No other local blog — or media for that matter — has generated this caliber of response. Locals such as Steve Frisch and Tony Waters provide in-depth, thoughtful analysis regularly. Despite differences of opinion, there is a respect here that doesn’t show up on other local blogs, which are more akin to the Jerry Springer show.
The blog is promoted on sacbee.com, a relationship that I thoroughly enjoy. This week, some posts here were linked via Columnist Dan Walters’ columns. I reconnected with some friends who saw my blog “reversed published” in the Bee’s print edition two weeks ago.
The Bee “gets it” when it comes to embracing “citizen journalism.”
To date, 10,337 comments have been recorded here, with signed names — my proudest accomplishment of all.
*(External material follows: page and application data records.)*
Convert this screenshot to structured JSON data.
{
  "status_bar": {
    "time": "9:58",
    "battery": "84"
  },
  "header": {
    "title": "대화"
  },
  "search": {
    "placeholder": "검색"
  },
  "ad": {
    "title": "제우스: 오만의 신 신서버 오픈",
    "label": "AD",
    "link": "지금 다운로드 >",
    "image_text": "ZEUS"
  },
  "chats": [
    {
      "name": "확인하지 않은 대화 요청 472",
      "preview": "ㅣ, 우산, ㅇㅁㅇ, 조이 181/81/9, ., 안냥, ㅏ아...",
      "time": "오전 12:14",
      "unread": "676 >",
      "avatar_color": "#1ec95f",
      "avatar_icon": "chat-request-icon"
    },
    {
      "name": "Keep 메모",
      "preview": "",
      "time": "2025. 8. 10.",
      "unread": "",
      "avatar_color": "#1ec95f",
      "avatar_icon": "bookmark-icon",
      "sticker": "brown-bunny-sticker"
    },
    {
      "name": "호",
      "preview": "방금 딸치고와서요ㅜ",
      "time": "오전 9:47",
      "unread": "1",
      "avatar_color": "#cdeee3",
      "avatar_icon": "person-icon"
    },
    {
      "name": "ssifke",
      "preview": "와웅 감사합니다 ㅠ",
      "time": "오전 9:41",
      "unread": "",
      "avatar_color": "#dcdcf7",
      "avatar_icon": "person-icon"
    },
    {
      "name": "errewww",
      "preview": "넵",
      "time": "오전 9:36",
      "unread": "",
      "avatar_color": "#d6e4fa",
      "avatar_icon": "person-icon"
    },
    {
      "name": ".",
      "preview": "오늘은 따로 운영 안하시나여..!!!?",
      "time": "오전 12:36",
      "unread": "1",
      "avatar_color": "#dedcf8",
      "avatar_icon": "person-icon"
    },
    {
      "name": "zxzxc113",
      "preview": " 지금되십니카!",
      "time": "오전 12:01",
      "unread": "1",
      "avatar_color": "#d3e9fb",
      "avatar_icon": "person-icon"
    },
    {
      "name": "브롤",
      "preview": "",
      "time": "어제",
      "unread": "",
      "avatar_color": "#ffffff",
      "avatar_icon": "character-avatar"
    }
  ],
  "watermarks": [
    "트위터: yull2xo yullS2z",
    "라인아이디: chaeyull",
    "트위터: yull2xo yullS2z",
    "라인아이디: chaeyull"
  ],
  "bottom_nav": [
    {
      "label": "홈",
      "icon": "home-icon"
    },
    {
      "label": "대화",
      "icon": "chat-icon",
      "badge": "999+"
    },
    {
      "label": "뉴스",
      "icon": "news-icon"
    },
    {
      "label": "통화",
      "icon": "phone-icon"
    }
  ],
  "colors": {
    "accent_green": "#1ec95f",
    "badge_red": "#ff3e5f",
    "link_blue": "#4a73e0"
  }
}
The traffic growth is documented in the chart pictured below.
This blog obviously has been a threat to the “status quo,” judging from a parody Twitter account about me and ongoing nasty barbs from the right-wing bloggers, whose mission is strictly political. They have had a lock on the political power here and are losing their grip. It shows.
Earlier this year, I’m glad I helped incumbent Greg Diaz get elected as clerk-recorder against a highly partisan, negative campaign — my first and only foray into political contributions.
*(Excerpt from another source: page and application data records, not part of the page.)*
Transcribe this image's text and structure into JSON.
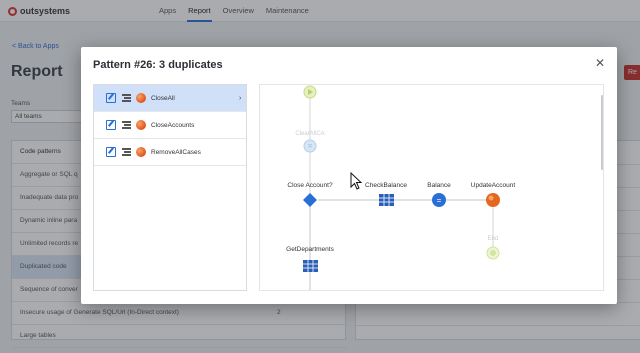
{
  "app": {
    "logo_text": "outsystems"
  },
  "top_nav": [
    {
      "label": "Apps"
    },
    {
      "label": "Report",
      "active": true
    },
    {
      "label": "Overview"
    },
    {
      "label": "Maintenance"
    }
  ],
  "back_link": "< Back to Apps",
  "page_title": "Report",
  "report_button": "Re",
  "filter": {
    "label": "Teams",
    "value": "All teams"
  },
  "code_patterns": {
    "header": "Code patterns",
    "rows": [
      {
        "label": "Aggregate or SQL q",
        "num": ""
      },
      {
        "label": "Inadequate data pro",
        "num": ""
      },
      {
        "label": "Dynamic inline para",
        "num": ""
      },
      {
        "label": "Unlimited records re",
        "num": ""
      },
      {
        "label": "Duplicated code",
        "num": "",
        "active": true
      },
      {
        "label": "Sequence of conver",
        "num": ""
      },
      {
        "label": "Insecure usage of Generate SQL/Url (In-Direct context)",
        "num": "2"
      },
      {
        "label": "Large tables",
        "num": ""
      }
    ]
  },
  "modal": {
    "title": "Pattern #26: 3 duplicates",
    "close_icon": "close-icon",
    "items": [
      {
        "label": "CloseAll",
        "selected": true
      },
      {
        "label": "CloseAccounts",
        "selected": false
      },
      {
        "label": "RemoveAllCases",
        "selected": false
      }
    ],
    "flow": {
      "nodes": [
        {
          "id": "start",
          "label": "",
          "kind": "start"
        },
        {
          "id": "assign",
          "label": "ClearAllCA",
          "kind": "assign-faded"
        },
        {
          "id": "if",
          "label": "Close Account?",
          "kind": "if"
        },
        {
          "id": "check",
          "label": "CheckBalance",
          "kind": "table"
        },
        {
          "id": "balance",
          "label": "Balance",
          "kind": "assign"
        },
        {
          "id": "update",
          "label": "UpdateAccount",
          "kind": "action"
        },
        {
          "id": "getdep",
          "label": "GetDepartments",
          "kind": "table"
        },
        {
          "id": "end",
          "label": "End",
          "kind": "end"
        }
      ]
    }
  },
  "colors": {
    "accent": "#2a6fd6",
    "brand": "#d9322f",
    "selected_row": "#cfe0f8",
    "node_blue": "#2a6fd6",
    "node_orange": "#e4661f",
    "node_green": "#bcd96a"
  }
}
As we all know now, the race was much bigger than electing a clerk recorder; it was about partisan politics. Our Congressman Tom McClintock showed a lack of professionalism by stating it was time to get rid of the “left wing” clerk recorder at a tea party rally — a sign of our backwater politics. And the local press showed its lack of professionalism by ignoring the issue.
But the reporting here has come at a cost.
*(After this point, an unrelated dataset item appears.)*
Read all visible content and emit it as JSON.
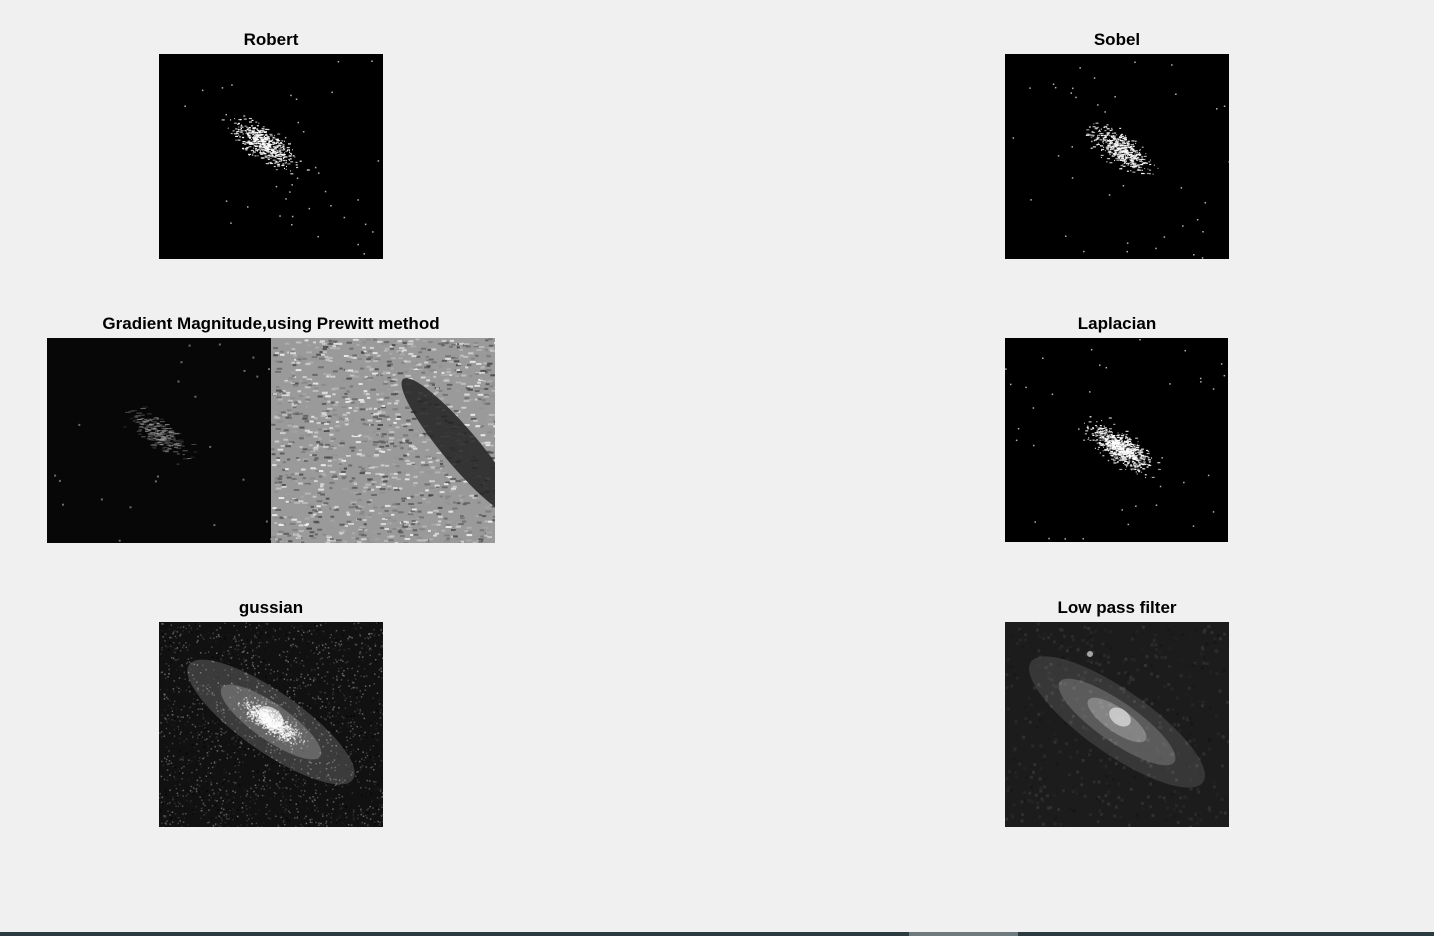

Some of the barbs directed at me are funny but others cross a legal line, and I have had to hire a lawyer to review them — a sign of the times I suppose.
As for The Union, email@example.com has jumped in with snide comments until, I suspect, the HR department collared him. My favorite: “What did that $500 get you?” referring to my contribution to Greg Diaz’s campaign. What a cheap shot.
Well, Jeff, I can state that my son will be swimming in Greg’s pool this weekend, thanks to a generous dinner invitation.
This blog has riled politicans too. John Stoos, a top lieutenant of our staunch GOP Congressman Tom McClintock, has jumped on board to “educate” us. I do not always agree with John, but I find him far more respectful than the local right-wing bloggers. I look forward to collecting on a dinner bet with John that Prop. 23 will lose.
The Internet is changing the media landscape in rural communities such as ours. But this blog is just part of it. Local resident Anna Haynes has been a pioneer with her aggregation site “NCVoices.“
And local bogger Don Pelton was instrumental in a “call to arms” about privatizing our library. He also “digs deeper” when it comes to reports about reopening the Idaho-Maryland gold mine, outshining the “paid media,” as local gadfly Steve Enos likes to state.
Despite “good old boy” efforts to undermine our credibility, bloggers are gaining more attention. Just recently I was invited to help moderate some of the upcoming political debates for local races by the League of Women Voters.
As for the content, the local media regularly follows the “scoops” here and on other blogs — but without credit. It reminds me of when CNET upended the technology and business journalism world with its “real-time” reports in the mid-’80s.
The genie is out of the bottle when it comes to social networking and blogging to provide independent voices. I’ve learned that in smaller communities such as ours, it couldn’t come soon enough.
Thanks to all for your continued support of the independent bloggers in our rural area. I hope this blog and others can be a real catalyst for change.
And here’s a humorous touch: